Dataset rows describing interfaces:
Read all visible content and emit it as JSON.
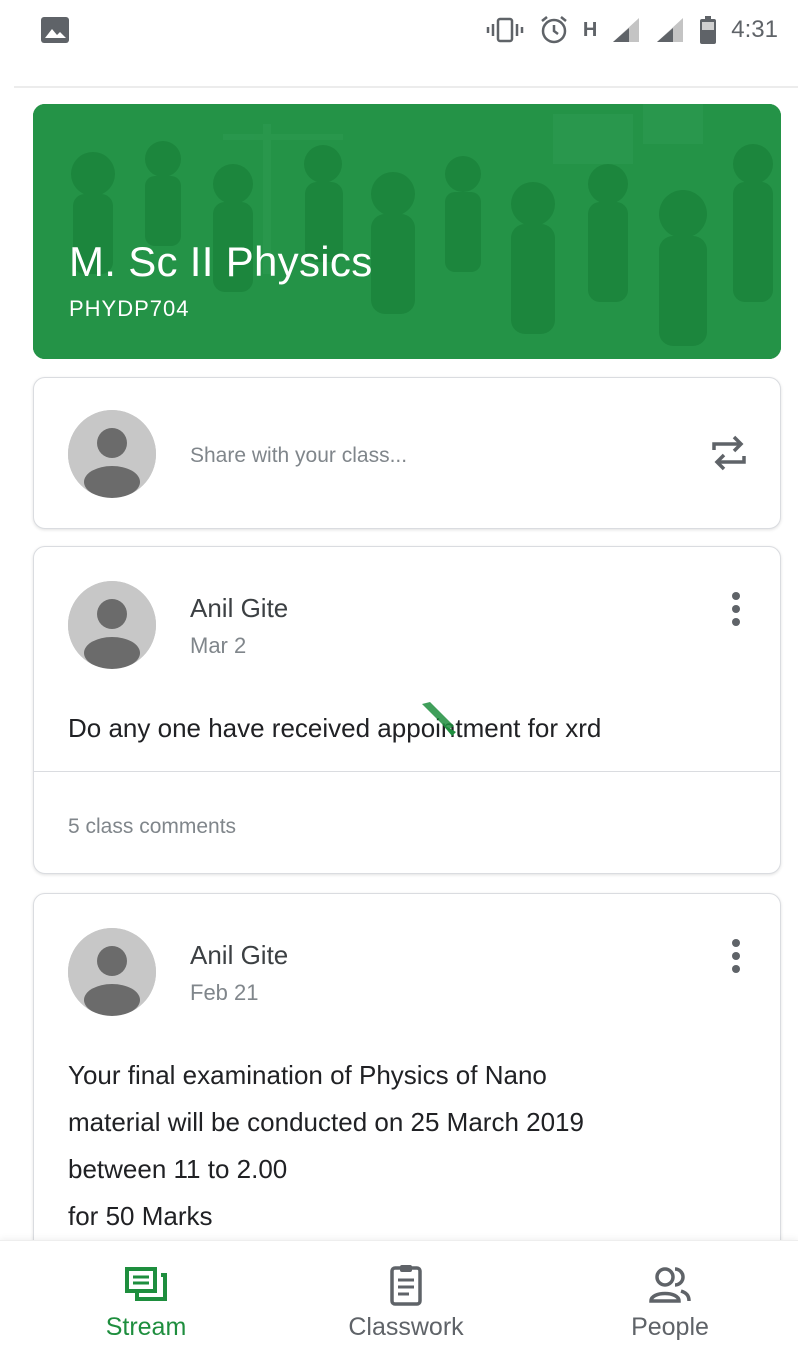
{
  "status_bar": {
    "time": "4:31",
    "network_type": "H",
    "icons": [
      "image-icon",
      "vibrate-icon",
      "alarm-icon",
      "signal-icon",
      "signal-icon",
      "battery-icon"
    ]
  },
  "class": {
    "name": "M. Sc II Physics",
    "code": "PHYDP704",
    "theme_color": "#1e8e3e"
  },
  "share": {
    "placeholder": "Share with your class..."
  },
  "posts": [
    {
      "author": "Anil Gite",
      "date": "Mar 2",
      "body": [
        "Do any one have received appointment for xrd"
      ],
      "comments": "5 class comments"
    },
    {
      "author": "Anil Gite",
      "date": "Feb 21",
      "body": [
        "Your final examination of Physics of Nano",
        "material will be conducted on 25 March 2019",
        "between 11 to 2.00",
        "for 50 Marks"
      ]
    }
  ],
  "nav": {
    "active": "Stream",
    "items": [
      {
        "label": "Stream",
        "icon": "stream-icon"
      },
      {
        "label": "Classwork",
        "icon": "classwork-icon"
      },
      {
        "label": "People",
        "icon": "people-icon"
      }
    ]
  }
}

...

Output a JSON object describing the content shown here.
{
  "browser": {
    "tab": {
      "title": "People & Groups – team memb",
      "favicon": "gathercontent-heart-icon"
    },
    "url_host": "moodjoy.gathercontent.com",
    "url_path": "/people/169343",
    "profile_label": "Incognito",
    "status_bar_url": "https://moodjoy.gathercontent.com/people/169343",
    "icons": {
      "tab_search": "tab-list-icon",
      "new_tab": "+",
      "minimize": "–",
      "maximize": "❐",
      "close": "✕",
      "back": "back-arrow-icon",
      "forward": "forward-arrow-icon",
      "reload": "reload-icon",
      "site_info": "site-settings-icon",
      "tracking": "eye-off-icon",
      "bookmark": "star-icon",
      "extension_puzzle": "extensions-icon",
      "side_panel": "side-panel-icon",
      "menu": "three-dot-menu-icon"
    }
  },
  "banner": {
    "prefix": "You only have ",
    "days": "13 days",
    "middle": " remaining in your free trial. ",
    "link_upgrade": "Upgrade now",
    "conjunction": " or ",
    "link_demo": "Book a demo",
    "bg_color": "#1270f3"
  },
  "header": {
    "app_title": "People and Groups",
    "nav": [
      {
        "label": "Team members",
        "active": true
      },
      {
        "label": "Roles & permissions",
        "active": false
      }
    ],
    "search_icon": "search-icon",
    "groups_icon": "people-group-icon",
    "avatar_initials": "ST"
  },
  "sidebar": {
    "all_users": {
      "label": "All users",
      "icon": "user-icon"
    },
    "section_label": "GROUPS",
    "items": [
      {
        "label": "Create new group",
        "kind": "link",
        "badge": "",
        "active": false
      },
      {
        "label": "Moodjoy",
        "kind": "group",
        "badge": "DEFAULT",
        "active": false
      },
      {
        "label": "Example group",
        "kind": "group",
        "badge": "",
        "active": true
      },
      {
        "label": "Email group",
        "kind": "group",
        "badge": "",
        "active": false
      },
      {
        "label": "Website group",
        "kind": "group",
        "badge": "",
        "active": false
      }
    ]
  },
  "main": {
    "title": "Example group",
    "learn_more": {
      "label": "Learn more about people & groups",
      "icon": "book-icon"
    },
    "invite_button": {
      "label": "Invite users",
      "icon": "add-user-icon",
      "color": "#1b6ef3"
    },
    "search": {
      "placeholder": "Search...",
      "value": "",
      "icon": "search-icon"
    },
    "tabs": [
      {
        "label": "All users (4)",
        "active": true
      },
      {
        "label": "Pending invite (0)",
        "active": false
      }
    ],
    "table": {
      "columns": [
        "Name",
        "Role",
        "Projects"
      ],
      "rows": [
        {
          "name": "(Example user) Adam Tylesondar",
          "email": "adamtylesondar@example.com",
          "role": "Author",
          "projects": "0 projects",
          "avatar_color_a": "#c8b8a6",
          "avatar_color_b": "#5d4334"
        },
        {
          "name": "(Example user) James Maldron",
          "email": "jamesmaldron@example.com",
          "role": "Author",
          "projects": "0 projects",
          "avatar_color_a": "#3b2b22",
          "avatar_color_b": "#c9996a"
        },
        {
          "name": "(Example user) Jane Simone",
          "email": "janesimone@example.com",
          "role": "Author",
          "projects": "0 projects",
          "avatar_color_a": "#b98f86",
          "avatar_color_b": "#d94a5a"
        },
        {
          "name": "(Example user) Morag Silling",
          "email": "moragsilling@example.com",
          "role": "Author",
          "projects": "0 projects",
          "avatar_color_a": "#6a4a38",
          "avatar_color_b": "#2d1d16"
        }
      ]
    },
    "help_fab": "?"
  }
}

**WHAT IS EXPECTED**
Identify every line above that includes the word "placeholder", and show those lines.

**ANSWER FOR THIS EXERCISE**
    "placeholder": "Share with your class..."
      "placeholder": "Search...",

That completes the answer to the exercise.